My beloved high school English teachers may tell you that once in a while comes a child who falls in love with a book. They understand the story, they understand the plot, and they simply devour every page. For me, that book was Moby Dick. I loved it. I still own a copy and re-read it from time to time. And my love for such a wandering, digressionary tale came a surprise to my teachers, especially after my virulent dislike for a similarly renown to be off-topic author.
I’ll put it baldly. As a student, I hated the Romantics, and to a degree, I still do. I can’t stand their self-involved sophomoric ineptitude. The ‘woe is me!’ attitude makes me roll my eyes, much as I do their heirs: emo brats. And yet I love Moby Dick, which is highly regarded as one of the epitomes of American Romantic literature. How can I reconcile my love/hate with a branch of literature? I’ve determined I hate Romantic love.
Looking back on the books I enjoyed and the ones I dreaded, the ones surrounding love and marriage were the ones I wanted to rip apart. Frankenstein, when re-read five years ago, was delightfully funny and sophomoric, but then again, Mary Shelly was 18 when she wrote it! My 18 year-old work suffers similarly, so I give her much more leeway now than I did when I was a snobby 19 year-old. But Dracula, with its convoluted love story, was far more frustrating then, and now. The only enjoyment I get from Bram Stoker’s work is seeing how far horror has come.
Which brings me back to a dreaded author: Jane Austen.
I made the mistake of reading Emma on my own over the summer, and was magically unaware that it was a comedy. In fact, up until a year ago, no one properly explained that Jane Austen was making a farce of her own time. My partner’s friend Meg, in order to get me to agree to watch the Colin Firth version of the miniseries, used that as her selling point. It’s supposed to be funny. So I agreed to watch it and was, much to my own surprise, entertained. The actors helped, I admit, but going in with the understanding that this was a farce was what won me over. I was never going to be an Austen Lover, but I certainly found the story much more palatable. I did not pick the books back up, however, because frankly I enjoyed Alexander Dumas much more.
Still, Passover was approaching and I knew I needed a book to push me through the two days. After seeing the novel at my friend’s house, I picked up Pride and Prejudice and Zombies from the library, wondering how a parody of a farce would play out. And again, I was pleasantly surprised.
Instead of just making the story all about zombies, or turning everything into a post-modern monologue on the death of romance, the book takes the normal plot (boy meets girl, both are idiots, people fall in and out of love, finally everyone gets a happy ending), and tosses in a mysterious plague.

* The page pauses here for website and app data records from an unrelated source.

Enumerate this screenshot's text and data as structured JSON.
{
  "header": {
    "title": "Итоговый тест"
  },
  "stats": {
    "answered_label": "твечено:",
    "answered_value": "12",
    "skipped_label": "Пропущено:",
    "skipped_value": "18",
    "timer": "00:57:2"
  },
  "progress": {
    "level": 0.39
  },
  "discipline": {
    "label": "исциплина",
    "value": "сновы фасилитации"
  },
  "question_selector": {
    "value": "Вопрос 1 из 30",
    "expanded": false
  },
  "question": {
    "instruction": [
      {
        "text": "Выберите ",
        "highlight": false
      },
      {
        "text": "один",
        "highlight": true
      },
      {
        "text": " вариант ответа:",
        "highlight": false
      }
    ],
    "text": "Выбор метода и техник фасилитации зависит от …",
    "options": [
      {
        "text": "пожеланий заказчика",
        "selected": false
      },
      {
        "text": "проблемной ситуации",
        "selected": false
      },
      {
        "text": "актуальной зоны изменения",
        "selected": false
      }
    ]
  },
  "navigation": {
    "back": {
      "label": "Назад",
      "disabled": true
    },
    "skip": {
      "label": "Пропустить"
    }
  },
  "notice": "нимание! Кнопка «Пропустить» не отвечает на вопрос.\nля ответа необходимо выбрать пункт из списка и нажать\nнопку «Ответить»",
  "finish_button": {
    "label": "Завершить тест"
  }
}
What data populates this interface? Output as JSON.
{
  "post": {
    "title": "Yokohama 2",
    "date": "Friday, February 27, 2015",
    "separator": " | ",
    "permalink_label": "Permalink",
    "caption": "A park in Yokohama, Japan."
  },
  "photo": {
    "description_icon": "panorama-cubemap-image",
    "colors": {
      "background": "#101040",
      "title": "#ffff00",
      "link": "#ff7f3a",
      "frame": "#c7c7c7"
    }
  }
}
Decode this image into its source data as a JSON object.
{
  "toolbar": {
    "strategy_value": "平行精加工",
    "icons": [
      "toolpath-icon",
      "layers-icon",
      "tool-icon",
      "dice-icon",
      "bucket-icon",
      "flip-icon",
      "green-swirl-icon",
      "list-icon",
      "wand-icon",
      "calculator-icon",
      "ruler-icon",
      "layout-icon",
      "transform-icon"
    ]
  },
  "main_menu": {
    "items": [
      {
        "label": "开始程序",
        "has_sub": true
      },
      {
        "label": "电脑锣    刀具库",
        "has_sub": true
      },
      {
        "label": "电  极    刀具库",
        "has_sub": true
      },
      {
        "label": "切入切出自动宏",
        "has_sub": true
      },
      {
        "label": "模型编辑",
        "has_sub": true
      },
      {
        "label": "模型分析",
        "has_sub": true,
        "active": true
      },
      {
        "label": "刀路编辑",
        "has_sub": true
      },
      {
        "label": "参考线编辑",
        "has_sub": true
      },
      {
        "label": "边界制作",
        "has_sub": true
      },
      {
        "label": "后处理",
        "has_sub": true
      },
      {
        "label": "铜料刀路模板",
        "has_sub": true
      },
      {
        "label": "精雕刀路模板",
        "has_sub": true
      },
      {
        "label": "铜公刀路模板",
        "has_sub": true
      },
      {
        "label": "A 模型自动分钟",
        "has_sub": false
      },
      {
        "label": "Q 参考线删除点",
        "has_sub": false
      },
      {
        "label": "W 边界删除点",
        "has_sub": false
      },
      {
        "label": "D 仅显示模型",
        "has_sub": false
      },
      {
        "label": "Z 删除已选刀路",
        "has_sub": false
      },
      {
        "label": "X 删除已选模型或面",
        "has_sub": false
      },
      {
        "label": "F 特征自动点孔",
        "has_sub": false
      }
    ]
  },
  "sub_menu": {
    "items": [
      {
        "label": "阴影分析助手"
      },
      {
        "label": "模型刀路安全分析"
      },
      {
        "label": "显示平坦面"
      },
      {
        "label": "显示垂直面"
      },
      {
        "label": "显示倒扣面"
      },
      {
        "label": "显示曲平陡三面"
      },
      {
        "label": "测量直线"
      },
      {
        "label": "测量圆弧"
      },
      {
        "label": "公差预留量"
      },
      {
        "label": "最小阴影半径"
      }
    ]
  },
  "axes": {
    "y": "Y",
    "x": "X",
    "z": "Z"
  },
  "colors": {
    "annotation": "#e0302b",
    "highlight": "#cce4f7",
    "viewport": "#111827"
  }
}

Suddenly the Bennet girls are Chinese trained martial arts masters, which serves to explains Elizabeth’s attitude and snobbery. Lydia, the youngest who runs off with Mr. Wickham, is written nearly the same, in fact her dialogue is hardly changed at all, which serves as a hilarious counterpoint to her sisters’ discourse of zombies.
Plot points that confused me in the original are trimmed down considerably and given the added ninja here and there. Mr. Darcy’s reason for not wanting Mr. Bingly to pursue Jane? He thought her illness to be a symptom of incipient zombificiation. Why did Elizabeth’s best friend, Charlotte, marry the idiotic and odious Mr. Collins? She was a zombie! Genius!
Certain points hang in confusion, of course. Mr. Darcy savagely beats Mr. Wickham, crippling him for life, and to no deep purpose save his own pride. Mr. Bennet’s various affairs while in China (helping his daughters train) is a dangling plot-thread, and there’s never an explanation as to how this 55 year old plague actually began (n.b. I suppose the answer to that lies in the prequel Pride and Prejudice and Zombies : Dawn of the Dreadfuls).
Do I recommend these books to the discerning Austen fan and devotee of Romantic Literature? No. Not in the least. But if you have a sense of humor and want to picture Colin Firth running about with a katana, and Lady Catherine de Bourgh having an all out Xena-esque battle with Elizabeth, well then, pick up the book. Or wait for the movie, with Natalie Portman as Elizabeth.
Oh yes. I’ll be watching that one.